I recall heading out to Islip airport, and hearing on the news, as I’m walking out door, that a Robinson R22 helicopter crashed. If I recall it was LTE – loss of tail rotor effectiveness. This happened to be the same helicopter and tail number I was flying previously and heading to that day. The incident occurred with my Instructor and a commercial student. Thankfully, they both survived the crash in the Long Island waters, however 186KC was destroyed.
Tragedy Struck Again
I received a call from my then Instructor and now a very good friend Ron Sadler. He informed me that one of my former Instructors from NAI, Tony Samuels was in fatal accident in Columbus, Ohio. He was the co-pilot on a United Express flight that encountered bad weather conditions. You can find details from the crash at the above link. This was a reality check for me. I was fortunate to know many pilots in South America and in the US, however this in turn also meant that I needed to experience the sadness of hearing of some that passed away doing the very thing we shared in common.
When Tony died, it hit home for me. He and I flew together, and spent many nights on the phone discussing aviation. I enjoyed our talks as I learned so much about his life’s ambitions. Nevertheless, I pushed on. I took an extended break from aviation to now pursue film directing at NYU.
While attending the University, I was also working in Corporate America as an integration engineer. I chose to leave my position in engineering to raise my boys and build my film production companies. Today my main career includes directing and or producing feature films, while building my Youthful Ambition brand: Hermafrodita, Prime Of Your Life, and For Michelle.
I recently directed the Alfredo Versace documentary film called What’s In A Name! A Versace Story, and Produced the Legendary Marion Williams’ documentary.
I am in development of a film based on the book Seven Doors In. This book will be released in May 2021. The book can be pre-ordered on Amazon, Barnes & Noble and other places. The book tells the story of one teacher’s experience behind prison walls. Walk in through those seven steel doors with her and see what happens behind Door 7.

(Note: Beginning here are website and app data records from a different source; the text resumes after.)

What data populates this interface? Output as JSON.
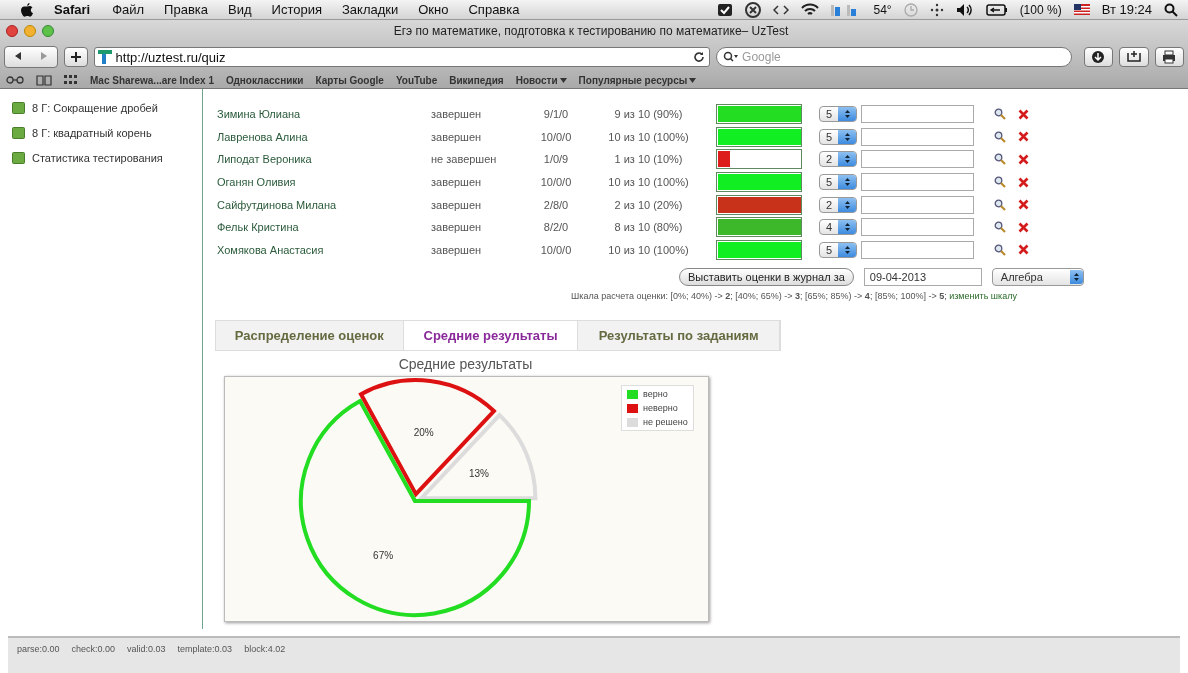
{
  "menubar": {
    "app": "Safari",
    "menus": [
      "Файл",
      "Правка",
      "Вид",
      "История",
      "Закладки",
      "Окно",
      "Справка"
    ],
    "temperature": "54°",
    "battery": "(100 %)",
    "clock": "Вт 19:24"
  },
  "window": {
    "title": "Егэ по математике, подготовка к тестированию по математике– UzTest"
  },
  "toolbar": {
    "url": "http://uztest.ru/quiz",
    "search": {
      "placeholder": "Google"
    }
  },
  "bookmarks": [
    {
      "label": "Mac Sharewa...are Index 1",
      "menu": false
    },
    {
      "label": "Одноклассники",
      "menu": false
    },
    {
      "label": "Карты Google",
      "menu": false
    },
    {
      "label": "YouTube",
      "menu": false
    },
    {
      "label": "Википедия",
      "menu": false
    },
    {
      "label": "Новости",
      "menu": true
    },
    {
      "label": "Популярные ресурсы",
      "menu": true
    }
  ],
  "sidebar": {
    "items": [
      "8 Г: Сокращение дробей",
      "8 Г: квадратный корень",
      "Статистика тестирования"
    ]
  },
  "results": {
    "rows": [
      {
        "name": "Зимина Юлиана",
        "status": "завершен",
        "answers": "9/1/0",
        "score": "9 из 10 (90%)",
        "level": 1,
        "color": "#22dd22",
        "grade": "5"
      },
      {
        "name": "Лавренова Алина",
        "status": "завершен",
        "answers": "10/0/0",
        "score": "10 из 10 (100%)",
        "level": 1,
        "color": "#11ee22",
        "grade": "5"
      },
      {
        "name": "Липодат Вероника",
        "status": "не завершен",
        "answers": "1/0/9",
        "score": "1 из 10 (10%)",
        "level": 0.15,
        "color": "#dd1c1c",
        "grade": "2"
      },
      {
        "name": "Оганян Оливия",
        "status": "завершен",
        "answers": "10/0/0",
        "score": "10 из 10 (100%)",
        "level": 1,
        "color": "#11ee22",
        "grade": "5"
      },
      {
        "name": "Сайфутдинова Милана",
        "status": "завершен",
        "answers": "2/8/0",
        "score": "2 из 10 (20%)",
        "level": 1,
        "color": "#c8321a",
        "grade": "2"
      },
      {
        "name": "Фельк Кристина",
        "status": "завершен",
        "answers": "8/2/0",
        "score": "8 из 10 (80%)",
        "level": 1,
        "color": "#3cb82a",
        "grade": "4"
      },
      {
        "name": "Хомякова Анастасия",
        "status": "завершен",
        "answers": "10/0/0",
        "score": "10 из 10 (100%)",
        "level": 1,
        "color": "#11ee22",
        "grade": "5"
      }
    ]
  },
  "journal": {
    "button": "Выставить оценки в журнал за",
    "date": "09-04-2013",
    "subject": "Алгебра"
  },
  "scale": {
    "text": "Шкала расчета оценки: [0%; 40%) -> **2**; [40%; 65%) -> **3**; [65%; 85%) -> **4**; [85%; 100%] -> **5**;",
    "link": "изменить шкалу"
  },
  "tabs": [
    {
      "label": "Распределение оценок",
      "selected": false
    },
    {
      "label": "Средние результаты",
      "selected": true
    },
    {
      "label": "Результаты по заданиям",
      "selected": false
    }
  ],
  "chart": {
    "chart_data": {
      "type": "pie",
      "title": "Средние результаты",
      "categories": [
        "верно",
        "неверно",
        "не решено"
      ],
      "colors": [
        "#22dd22",
        "#dd1111",
        "#dcdcdc"
      ],
      "values": [
        67,
        20,
        13
      ],
      "value_labels": [
        "67%",
        "20%",
        "13%"
      ],
      "legend": true
    }
  },
  "status_bar": [
    "parse:0.00",
    "check:0.00",
    "valid:0.03",
    "template:0.03",
    "block:4.02"
  ]
}
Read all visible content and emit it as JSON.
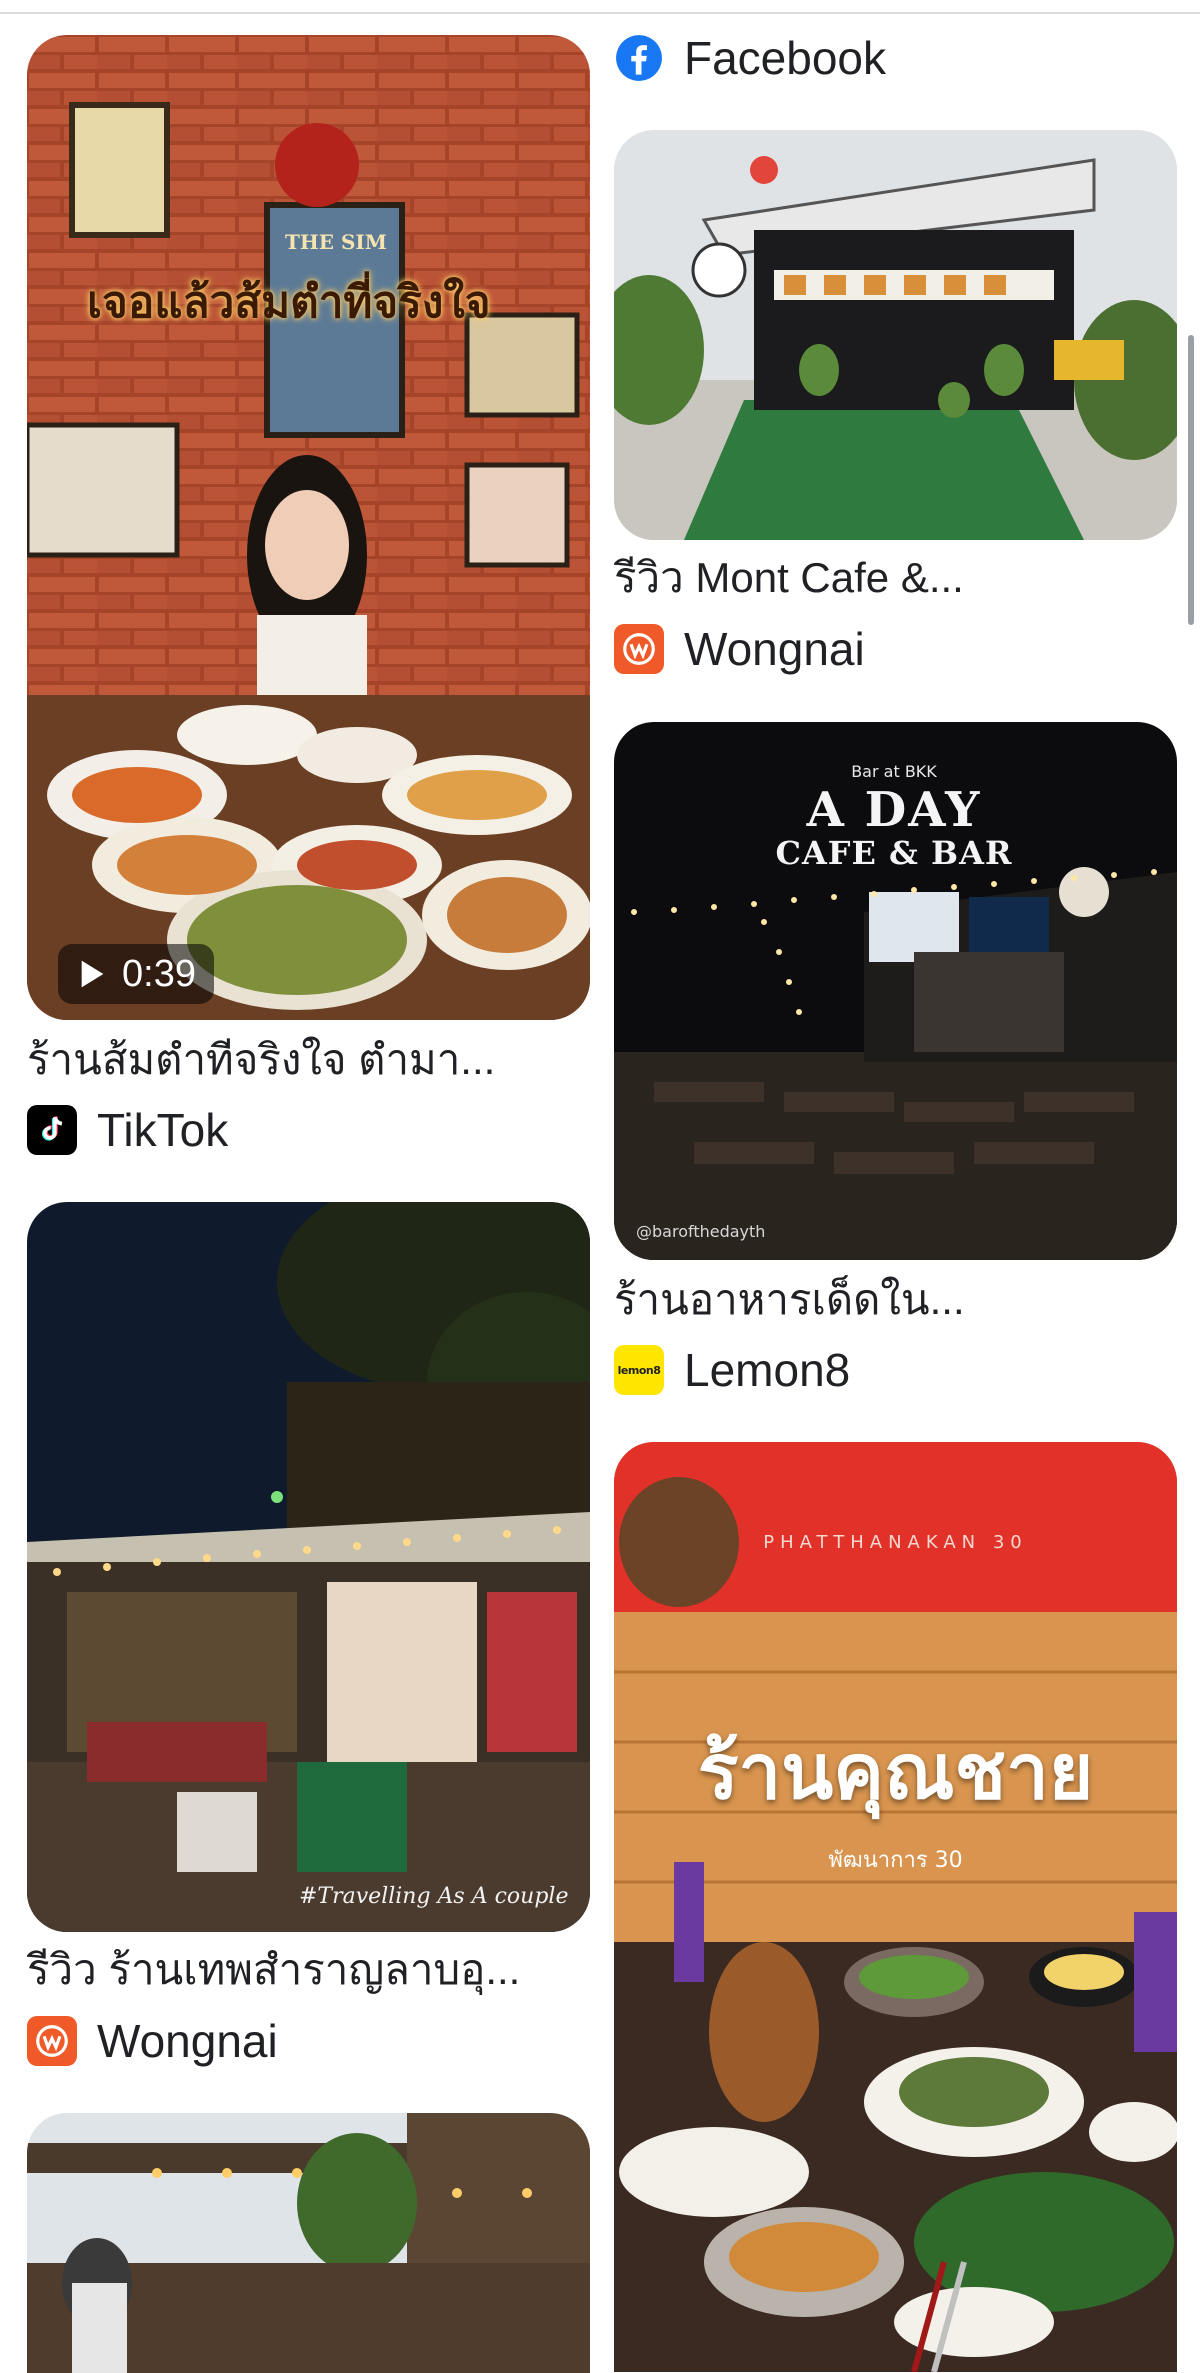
{
  "results": {
    "left": [
      {
        "title": "ร้านส้มตำทีจริงใจ ตำมา...",
        "source": "TikTok",
        "source_icon": "tiktok-icon",
        "video_duration": "0:39",
        "overlay_text": "เจอแล้วส้มตำที่จริงใจ",
        "sign_text": "THE SIM"
      },
      {
        "title": "รีวิว ร้านเทพสำราญลาบอุ...",
        "source": "Wongnai",
        "source_icon": "wongnai-icon",
        "watermark": "#Travelling As A couple"
      },
      {
        "title": "",
        "source": "",
        "source_icon": ""
      }
    ],
    "right": [
      {
        "source": "Facebook",
        "source_icon": "facebook-icon"
      },
      {
        "title": "รีวิว Mont Cafe &...",
        "source": "Wongnai",
        "source_icon": "wongnai-icon"
      },
      {
        "title": "ร้านอาหารเด็ดใน...",
        "source": "Lemon8",
        "source_icon": "lemon8-icon",
        "overlay_small": "Bar at BKK",
        "overlay_big1": "A DAY",
        "overlay_big2": "CAFE & BAR",
        "watermark": "@barofthedayth"
      },
      {
        "overlay_top": "PHATTHANAKAN 30",
        "overlay_big": "ร้านคุณชาย",
        "overlay_sub": "พัฒนาการ 30"
      }
    ]
  },
  "colors": {
    "wongnai": "#f05a28",
    "facebook": "#1877f2",
    "lemon8": "#ffe600",
    "tiktok": "#000000"
  }
}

Serving with the USAF – Civil Air Patrol.
After a twenty-year break, my passion and desire to fly continued in the back of my mind. I joined the Civil Air Patrol and received my Mission Scanner and Mission Observer ratings at a Senior squadron in Concord. I enjoy the operations aspect of the work. Everyone in CAP is a volunteer, but we are professional volunteers doing a serious mission for FEMA, the Military, and many other organizations. Emergency services, cadet programs, and aerospace education are our focus. CAP is part of the USAF’s total force. I enjoy contributing to this prestigious organization.
A Promise to my Father
My dad, now very ill with pancreatic cancer, reminds me to not take life for granted. It was father’s day 2020 when he made me promise him that I would get my license and ratings. I’m on scheduled to complete my training this year. I’m very grateful for his encouragement and that of my family and friends.
My Brothers Share my Passion for Flying
Visiting Guyana Civil Aviation Authority with my brothers (l) Arlington Gordon 2nd from left Lt. Col Ret Director General Egbert Field 3rd, from left Dorian Gordon, (r) Terence Gordon
It is exciting for me to know that two of my brothers are also following their passions to fly. They recently decided to attend flight school to be pilots. We are researching business opportunities in the world of aviation. Perhaps some day we will have the opportunity to contribute to the world of aviation.
Youthful Ambition YA
I am currently training with ACES (Aviation Career Education Services) Aviation. This is a new flight school. As I document my journey in aviation, you will see and hear more about ACES and YA’s collaboration. Perhaps someday you will see the Youthful Ambition’s Logo on their planes and others!
What is your Passion?
Please share your dreams and ambitions. We all have a story to tell, what’s yours?
Filmmaker / Aviator